- Invoked in Mass Effect 2, Shepherd can convince a bar-tender to throw a round of drinks on the house to get another character's attention.
- In Final Fantasy X, the shopkeeper O'aka actually would give you a discount, but in his case only if you had donated a large sum of money to him when he was struggling to get his business off the ground. That point in time was at the beginning of the game, and you were likewise probably low on funds. Otherwise, he charges almost double what any other shop would. He also seems to suspiciously follow you around, to make sure you're prepared for upcoming fights.
- The reward for one of the quests in Diablo II is that shopkeepers in that town give you a discount.
- In Breath of Death VII, innkeepers never charge you, because you're a hero. Merchants, on the other hand, lower their prices for nobody.
- In Fallout: New Vegas, many merchants will reduce their prices (down to, with enough barter skill, selling at cost) if you do good deeds for their faction. The Kings regularily give you free stuff if yo've helped out the people of Freeside, and the Brotherhood of Steel provide you with surplus ammo if you've helped them. Likewise in Fallout 3, settlers in Megaton would give gifts to a hero protagonist, while slavers in Paradise Falls would reward a villain.
- In The Elder Scrolls V: Skyrim, the more good deeds you do, the more "steal" tags on items in shops will vanish. This means that shopkeepers won't react to you taking them. Put simply, townspeople won't mind if the hero of the town helps themselves to a few odds and ends from store shelves, or a meal and a few drinks at the inn.
- In Borderlands 2, if you talk to Moxxi prior to starting the final storyline mission, she invokes this, promising that if you take down Handsome Jack, you'll never pay for another drink at her bar again.
- In From the Abyss use of the inn is absolutely free because the innkeeper considers it silly to charge the people who're supposed to be ridding the kingdom of monsters.
- In Far Cry 3, when Jason unjams a cell tower the shops will give him weapons for free.
- Inverted and discussed in Monster Girl Quest, when a shopowner claims that all merchants dislike the church because they are expected (or rather forced) to give heroes such huge discounts that they have a hard time making ends meet.

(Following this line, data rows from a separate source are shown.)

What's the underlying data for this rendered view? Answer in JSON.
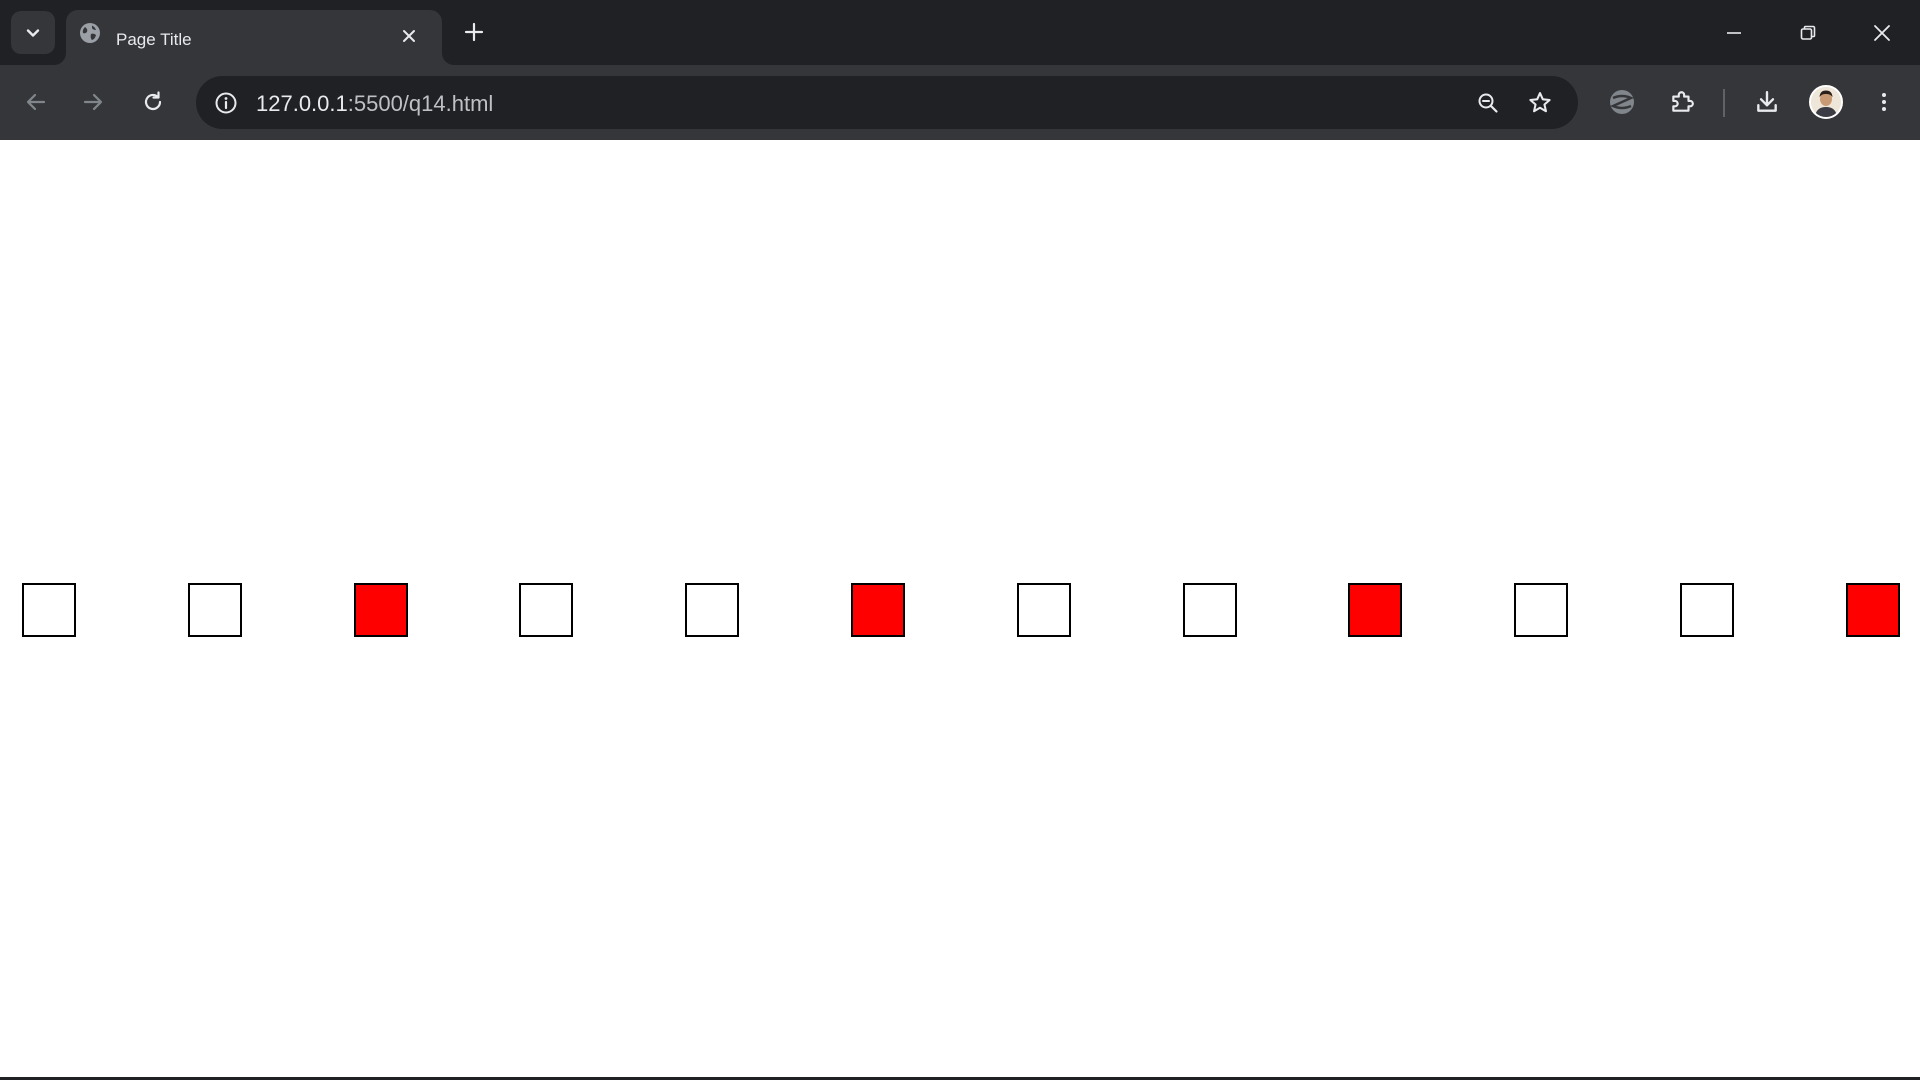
{
  "browser": {
    "tab": {
      "title": "Page Title",
      "favicon": "globe-icon"
    },
    "address_bar": {
      "url_host": "127.0.0.1",
      "url_rest": ":5500/q14.html"
    },
    "colors": {
      "frame": "#202124",
      "toolbar": "#35363a",
      "text": "#e8eaed"
    }
  },
  "page": {
    "squares": [
      {
        "fill": "white"
      },
      {
        "fill": "white"
      },
      {
        "fill": "red"
      },
      {
        "fill": "white"
      },
      {
        "fill": "white"
      },
      {
        "fill": "red"
      },
      {
        "fill": "white"
      },
      {
        "fill": "white"
      },
      {
        "fill": "red"
      },
      {
        "fill": "white"
      },
      {
        "fill": "white"
      },
      {
        "fill": "red"
      }
    ],
    "colors": {
      "red": "#ff0000",
      "white": "#ffffff",
      "border": "#000000"
    }
  }
}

- In Girlchan in Paradise!!, the heroes temporarily defeat a villain, and the restaurant manager gives them a free meal. Kotomaru shoots him, correctly reasoning that the owner would never give out anything for free. They find the real owner tied up in a closet, and free him. As thanks, he gives them a free meal. He gets shot too.
- In real life: It's common for soldiers, cops, firefighters et al. to get free drinks from bartenders. American Airlines lets military traveling on orders use their Admiral's Club lounges for free (they still have to pay for meals but they waive the other fees).
- Happens in convenience stores as well. Some chains even have it as store policy that police get free coffee and fountain drinks, plus counter space to do their reports if they want it. Enlightened self interest; when your place of work is often seen as a very large free ATM, having police hanging around or known to commonly come in, at the cost of a few drinks is cheap insurance.
- At least one McDonald's in Australia gives half-price for uniformed police. And yes, cops hanging around isn't a bad thing, plus you get to look good for being nice to the community.
- In particular for the Medal of Honor recipients, they may receive, among other benefits, a monthly pension including to what other benefits they might have received note , and free air travel under the provisions of DOD Regulation 4515.13-R. The other privileges and courtesies listed here.
- Many awesome customers on Not Always Right receive free meals, drinks, or gift cards from grateful employees for standing up to other rude or violent customers.